Task description: Among the lines below, return each one that contains the word "chevron".

Given information:
....

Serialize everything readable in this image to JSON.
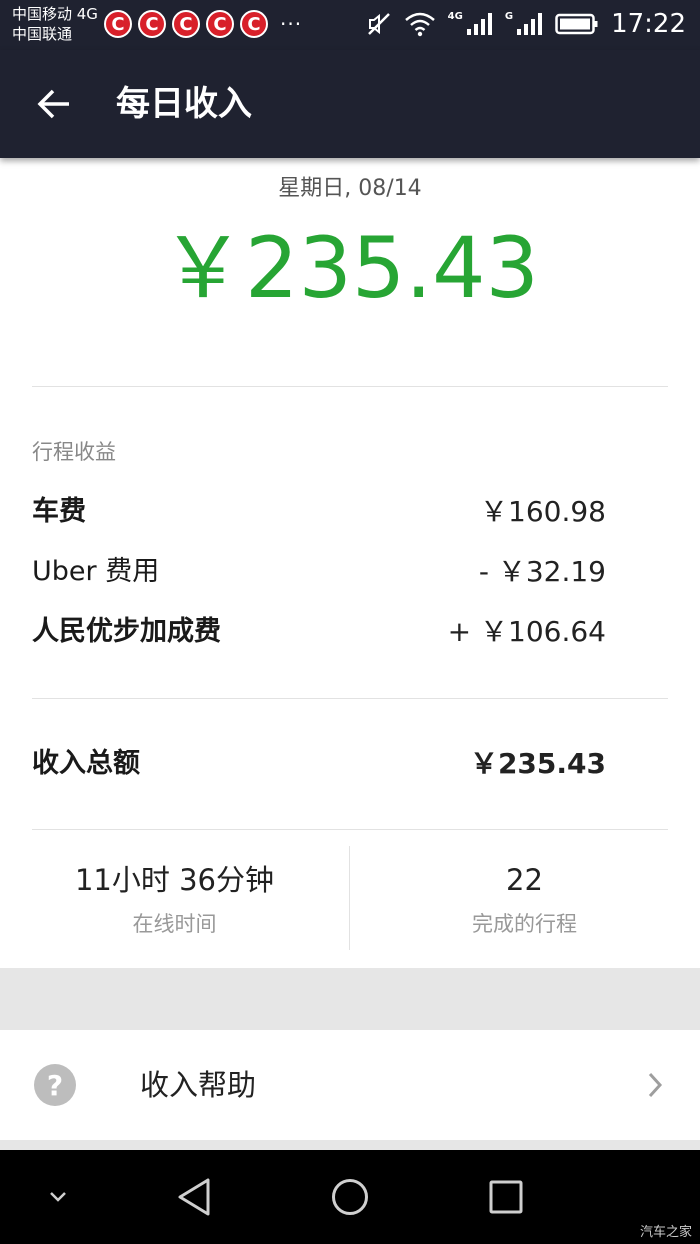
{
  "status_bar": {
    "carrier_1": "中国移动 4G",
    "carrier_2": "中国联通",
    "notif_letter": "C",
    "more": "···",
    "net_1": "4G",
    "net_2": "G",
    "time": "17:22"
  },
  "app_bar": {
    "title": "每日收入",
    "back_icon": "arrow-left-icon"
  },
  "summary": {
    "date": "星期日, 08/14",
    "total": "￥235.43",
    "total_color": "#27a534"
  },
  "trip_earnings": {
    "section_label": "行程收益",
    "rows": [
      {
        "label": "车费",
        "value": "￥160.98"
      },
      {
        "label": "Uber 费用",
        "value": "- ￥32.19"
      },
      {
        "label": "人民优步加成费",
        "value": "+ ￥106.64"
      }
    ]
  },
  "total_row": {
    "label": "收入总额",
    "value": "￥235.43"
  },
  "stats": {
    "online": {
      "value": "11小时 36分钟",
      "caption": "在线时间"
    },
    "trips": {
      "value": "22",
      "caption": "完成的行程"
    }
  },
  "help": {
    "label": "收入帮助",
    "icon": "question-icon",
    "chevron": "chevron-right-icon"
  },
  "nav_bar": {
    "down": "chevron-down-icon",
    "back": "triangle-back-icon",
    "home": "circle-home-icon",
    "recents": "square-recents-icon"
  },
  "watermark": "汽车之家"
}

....

Reply:
    "chevron": "chevron-right-icon"
    "down": "chevron-down-icon",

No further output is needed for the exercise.